Work to be completed: Leaving the pictures aside, restate all of the data exactly.
=== Section Start ===
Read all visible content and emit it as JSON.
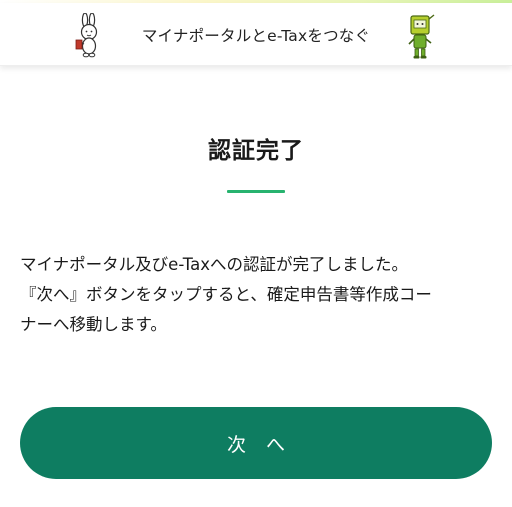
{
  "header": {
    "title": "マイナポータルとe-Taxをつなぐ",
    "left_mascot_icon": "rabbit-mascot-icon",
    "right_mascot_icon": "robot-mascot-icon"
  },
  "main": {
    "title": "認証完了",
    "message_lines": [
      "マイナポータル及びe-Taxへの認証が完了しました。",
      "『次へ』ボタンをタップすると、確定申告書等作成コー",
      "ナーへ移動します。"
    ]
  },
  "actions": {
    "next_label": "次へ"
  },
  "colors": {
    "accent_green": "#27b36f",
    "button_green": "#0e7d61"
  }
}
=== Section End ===
Task result:
Read all visible content and emit it as JSON.
{
  "header": {
    "title": "マイナポータルとe-Taxをつなぐ",
    "left_mascot_icon": "rabbit-mascot-icon",
    "right_mascot_icon": "robot-mascot-icon"
  },
  "main": {
    "title": "認証完了",
    "message_lines": [
      "マイナポータル及びe-Taxへの認証が完了しました。",
      "『次へ』ボタンをタップすると、確定申告書等作成コー",
      "ナーへ移動します。"
    ]
  },
  "actions": {
    "next_label": "次へ"
  },
  "colors": {
    "accent_green": "#27b36f",
    "button_green": "#0e7d61"
  }
}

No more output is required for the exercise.